by Erin Okuno
With COVID-19 surging, a recession, unemployment in King County at 14%, and the renewed call for justice and equity for BIPOC lives, it’s an important year to pay attention to local as well as national elections. While the country is focused on the November presidential election, Washingtonians would do well to focus on some very consequential local elections coming much sooner.
Washington State’s 2020 primary election is on August 4. Citizens should focus their efforts on exercising the power of the ballot locally and vote in the primary. Those who are not able to vote can still participate in voter education, support candidates, and help get out the vote.

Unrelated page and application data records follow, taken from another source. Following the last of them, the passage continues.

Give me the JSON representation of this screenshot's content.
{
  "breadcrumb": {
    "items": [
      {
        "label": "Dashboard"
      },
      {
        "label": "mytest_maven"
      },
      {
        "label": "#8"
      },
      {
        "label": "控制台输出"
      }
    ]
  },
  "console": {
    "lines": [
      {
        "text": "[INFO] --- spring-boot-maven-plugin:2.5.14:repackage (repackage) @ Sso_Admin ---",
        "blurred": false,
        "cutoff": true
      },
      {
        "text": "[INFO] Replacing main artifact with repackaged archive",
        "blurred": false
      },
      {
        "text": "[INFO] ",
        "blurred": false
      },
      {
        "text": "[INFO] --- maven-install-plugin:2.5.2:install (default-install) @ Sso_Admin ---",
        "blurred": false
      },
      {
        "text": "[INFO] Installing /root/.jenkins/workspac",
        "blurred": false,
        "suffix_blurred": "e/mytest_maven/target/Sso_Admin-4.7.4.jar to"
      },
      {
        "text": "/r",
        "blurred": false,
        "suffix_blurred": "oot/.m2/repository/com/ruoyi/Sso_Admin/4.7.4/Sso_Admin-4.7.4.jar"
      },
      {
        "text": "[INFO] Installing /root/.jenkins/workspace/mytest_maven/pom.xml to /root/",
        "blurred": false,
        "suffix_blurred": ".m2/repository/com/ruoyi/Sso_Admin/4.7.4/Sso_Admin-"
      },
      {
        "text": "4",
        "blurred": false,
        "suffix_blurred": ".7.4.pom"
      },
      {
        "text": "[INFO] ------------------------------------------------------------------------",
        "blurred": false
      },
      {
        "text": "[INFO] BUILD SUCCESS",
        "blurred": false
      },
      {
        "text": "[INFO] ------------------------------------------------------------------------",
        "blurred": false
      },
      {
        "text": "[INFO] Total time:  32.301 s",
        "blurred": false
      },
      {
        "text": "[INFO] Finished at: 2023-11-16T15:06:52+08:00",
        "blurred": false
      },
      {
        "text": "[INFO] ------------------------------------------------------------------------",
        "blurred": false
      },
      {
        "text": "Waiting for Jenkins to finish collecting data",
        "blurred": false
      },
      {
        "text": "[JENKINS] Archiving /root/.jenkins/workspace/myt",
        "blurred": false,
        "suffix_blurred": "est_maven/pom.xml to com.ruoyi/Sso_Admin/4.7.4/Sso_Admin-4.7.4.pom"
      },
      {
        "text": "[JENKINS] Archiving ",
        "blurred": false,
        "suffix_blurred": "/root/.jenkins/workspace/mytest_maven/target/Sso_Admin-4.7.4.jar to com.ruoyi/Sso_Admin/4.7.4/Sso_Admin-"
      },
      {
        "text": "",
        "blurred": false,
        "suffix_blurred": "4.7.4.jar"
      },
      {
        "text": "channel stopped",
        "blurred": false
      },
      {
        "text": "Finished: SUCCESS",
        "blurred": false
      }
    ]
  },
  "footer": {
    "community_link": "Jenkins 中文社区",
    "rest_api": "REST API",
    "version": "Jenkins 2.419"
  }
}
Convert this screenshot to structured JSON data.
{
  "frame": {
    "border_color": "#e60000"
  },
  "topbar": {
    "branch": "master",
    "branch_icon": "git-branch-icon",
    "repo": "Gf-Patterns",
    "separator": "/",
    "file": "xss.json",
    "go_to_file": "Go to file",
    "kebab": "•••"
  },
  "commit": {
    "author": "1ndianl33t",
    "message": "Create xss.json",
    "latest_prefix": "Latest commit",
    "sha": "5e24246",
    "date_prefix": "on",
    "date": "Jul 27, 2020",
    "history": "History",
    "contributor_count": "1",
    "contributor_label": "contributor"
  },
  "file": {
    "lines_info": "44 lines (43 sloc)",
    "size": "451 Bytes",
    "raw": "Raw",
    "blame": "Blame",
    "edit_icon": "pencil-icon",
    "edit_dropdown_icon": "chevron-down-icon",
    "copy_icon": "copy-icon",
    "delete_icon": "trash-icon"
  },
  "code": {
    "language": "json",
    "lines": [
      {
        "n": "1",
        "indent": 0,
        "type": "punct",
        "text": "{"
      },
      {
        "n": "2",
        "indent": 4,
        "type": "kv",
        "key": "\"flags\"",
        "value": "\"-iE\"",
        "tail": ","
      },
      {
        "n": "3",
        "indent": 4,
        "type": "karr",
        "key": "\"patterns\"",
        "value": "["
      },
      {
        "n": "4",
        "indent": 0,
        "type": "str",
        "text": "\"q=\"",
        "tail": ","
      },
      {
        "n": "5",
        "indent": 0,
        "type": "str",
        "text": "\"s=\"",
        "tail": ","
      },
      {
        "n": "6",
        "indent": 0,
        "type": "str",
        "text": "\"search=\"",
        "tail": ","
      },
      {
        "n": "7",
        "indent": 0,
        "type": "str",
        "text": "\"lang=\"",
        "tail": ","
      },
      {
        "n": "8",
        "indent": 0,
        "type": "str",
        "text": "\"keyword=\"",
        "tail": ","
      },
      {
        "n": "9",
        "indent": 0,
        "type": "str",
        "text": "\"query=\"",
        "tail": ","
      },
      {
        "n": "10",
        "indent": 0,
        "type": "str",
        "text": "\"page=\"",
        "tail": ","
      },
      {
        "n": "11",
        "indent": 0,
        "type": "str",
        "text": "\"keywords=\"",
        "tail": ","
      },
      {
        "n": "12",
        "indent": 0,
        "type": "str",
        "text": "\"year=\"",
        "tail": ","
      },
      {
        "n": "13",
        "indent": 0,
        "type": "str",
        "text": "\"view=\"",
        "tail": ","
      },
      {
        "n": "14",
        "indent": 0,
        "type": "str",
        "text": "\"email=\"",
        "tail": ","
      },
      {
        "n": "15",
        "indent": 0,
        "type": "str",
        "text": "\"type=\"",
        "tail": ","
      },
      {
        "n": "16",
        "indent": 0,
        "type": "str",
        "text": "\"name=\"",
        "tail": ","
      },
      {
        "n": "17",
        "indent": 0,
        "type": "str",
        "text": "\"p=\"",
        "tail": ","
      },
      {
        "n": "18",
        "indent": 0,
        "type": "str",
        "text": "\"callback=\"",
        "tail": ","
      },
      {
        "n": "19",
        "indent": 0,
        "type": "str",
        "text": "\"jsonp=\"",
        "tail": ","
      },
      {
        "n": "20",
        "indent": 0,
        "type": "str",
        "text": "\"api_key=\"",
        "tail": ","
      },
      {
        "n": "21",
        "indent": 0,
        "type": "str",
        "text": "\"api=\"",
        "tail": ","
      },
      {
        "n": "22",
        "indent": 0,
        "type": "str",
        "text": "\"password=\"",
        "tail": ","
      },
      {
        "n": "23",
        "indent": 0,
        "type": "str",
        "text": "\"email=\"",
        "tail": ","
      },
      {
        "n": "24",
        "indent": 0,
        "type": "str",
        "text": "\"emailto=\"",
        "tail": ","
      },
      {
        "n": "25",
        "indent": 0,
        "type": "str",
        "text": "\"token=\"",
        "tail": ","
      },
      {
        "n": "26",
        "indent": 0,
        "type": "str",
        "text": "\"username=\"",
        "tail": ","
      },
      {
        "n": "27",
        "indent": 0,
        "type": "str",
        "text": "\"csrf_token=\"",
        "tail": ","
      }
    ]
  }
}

Here in Washington, there are statewide and local races that will have broad-ranging impacts on COVID-19 recovery, including how schools adapt to COVID-19, how Washington progresses in the phased reopening of schools, and how we adapt to new challenges as we move through the recovery process — and all of this will need to be done with a growing awareness that institutional racism is deeply embedded in our policies, practices, and beliefs.
Education in Washington is a basic right. The State Constitution states: “It is the paramount duty of the state to make ample provision for the education of all children residing within its borders … ” As elected state officials, the governor and other legislators must work to provide an “ample” education for children within the state. This year, with the forced changes because of COVID-19 and the Black Lives Matter movement, it is important for us to elect people who will uphold our values around education. And, in Washington, only the top two candidates in August will be on the general election ballot in November. There are several key races that will greatly impact education, including:
- Superintendent of Public Instruction
- Representatives for Legislature: 37th District, Position 2 (an open position to replace longtime Representative Eric Pettigrew)
Some of the challenges facing the education sector right now are:
- Childcare and early learning — Without childcare and early learning services, many working parents are juggling work and childcare. The early learning sector is vital to ensuring we have a robust economy. While many childcare centers stayed open during the pandemic, many others closed early due to safety concerns, low enrollment, or for other reasons. The sector will need support to reopen safely.
- K–12 — The K-12 education sector is figuring out how to reopen safely amongst COVID-19 restrictions. Schools will have to figure out how to reopen amongst health and safety concerns, the challenges of remote learning tools and program implementation, how to serve English learners, special education students, families who are homeless, etc. Federal and state guidance is needed to help secure funding and priority setting for school districts.
- Higher education — Higher education will face massive budget hits as state revenue will take a blow. For now, President Trump has backed off his recent proclamation that international students who do not attend in-person classes could be deported. Colleges and universities were quick to protest and point out that international students pay significantly higher tuition than local students. In any case, the college experience is very different than it was nine months ago. State leaders will need to make budgetary decisions to keep our higher education system robust.
- Digital connectivity — Many students still don’t have internet access. As learning has rapidly moved online, the disproportionality of the digital divide has become more obvious. The state will need to invest quickly to ensure families have access to important services like high-speed internet so students can learn and stay connected to teachers.
Register to vote here.
If you moved since the last time you voted, you will need to update your voter registration information, go to kingcounty.org.
Erin Okuno is the executive director of the Southeast Seattle Education Coalition (SESEC), a coalition of community-based organizations, schools, educators, community leaders, parents and caregivers, and concerned Southeast Seattle residents working to improve education for all children, especially those in Southeast Seattle and those farthest away from opportunities.